The most pernicious, because most effective, of the propaganda campaigns being waged against the indigenous populations of Europe is the claim that Europeans were responsible for transporting Africans under appalling conditions to work as slaves in the New World. Because this is historically true, it’s an accusation that seems irrefutable. It needs to be looked at closely.
In 2010 the Yale University Press published an Atlas of the Transatlantic Slave Trade by David Eltis and David Richardson. It provides an astonishingly detailed account, with numerous maps and charts, of the movement of enslaved people from Africa to the Americas, usually to work on sugar plantations, over four centuries, from about 1500 to the mid-eighteen-hundreds, by which time the large-scale transatlantic ‘trade’ had ceased.
The first point that Eltis and Richardson make is that slavery has existed in all societies at different times throughout history. Another crucial point that emerges from their research is that whereas the European traffickers, and especially the British, kept meticulous records of their transactions, there exists very little documentation of what happened in Africa itself. This is not because enslavement did not occur within Africa: it’s simply that the African tribes and kingdoms didn’t possess such efficient bureaucratic machinery. Africans were trapped and enslaved in huge numbers by marauding bandits, piratical gangs that made no pretence to organisational efficiency, but which were just as inhuman and ruthless as any Europeans.
The gangs often worked in conjunction with established rulers. The kings of Dahomey, for instance, Bossa Abadee in the eighteenth century and Gezo in the nineteenth, were happy to sell their own people into slavery. The kingdoms of Asante, Gambia, Senegambia and Sierra Leone, Oyo (Yoruba), Gold Coast, Biafra, Angola and Madagascar were similarly involved, though it’s on record that the kingdom of Benin, famous for its remarkable bronze sculpture, participated less in the trade than most of its neighbours.
Eltis and Richardson are clear that the end of the slave trade was precipitated in the first decade of the nineteenth century by the enlightened actions of the Danes, the British and the Dutch, motivated by Christian principles – a point that’s often made in attempts to exonerate those countries.
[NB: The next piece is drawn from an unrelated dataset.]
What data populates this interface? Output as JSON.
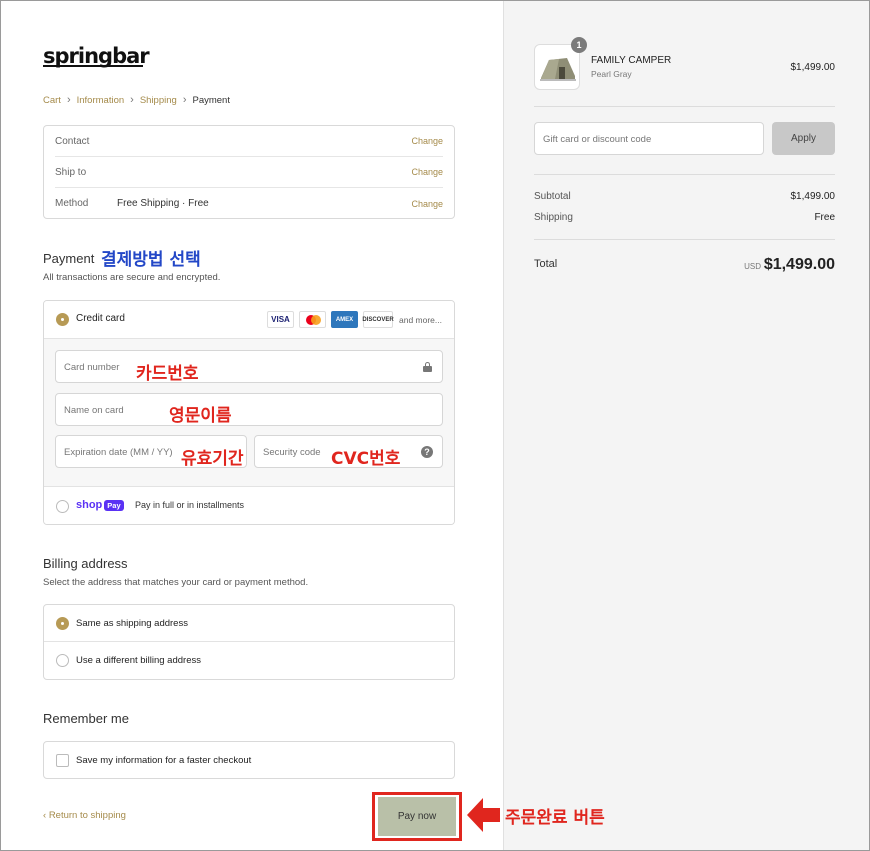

Exoneration is not the point: all those places were involved, for many years; but so were the African countries which are not on record as having attempted to stop the traffic.
On the contrary, the trafficking of humans for purposes of enslavement continues in Africa to this day, as was vividly illustrated recently when the athlete Sir Mo Farah revealed that he had been trafficked from his native Somalia to this country as a child. The continuation of such practices here, though officially outlawed, is one of the worrying consequences of mass immigration which are quietly ignored by government and the authorities. Historically, blame applies to Africans as much as to Europeans, unless we regard the Africans as too innocent and childlike to be held responsible for anything – an attitude that must surely nowadays be considered racist in the extreme.
In light of these historical considerations, modern demands for reparation and apology seem irrelevant and, often, impertinent. For the sake of the future we face collectively, of ourselves and of my friend on the embankment and his ilk, shouldn’t we all bury the hatchet?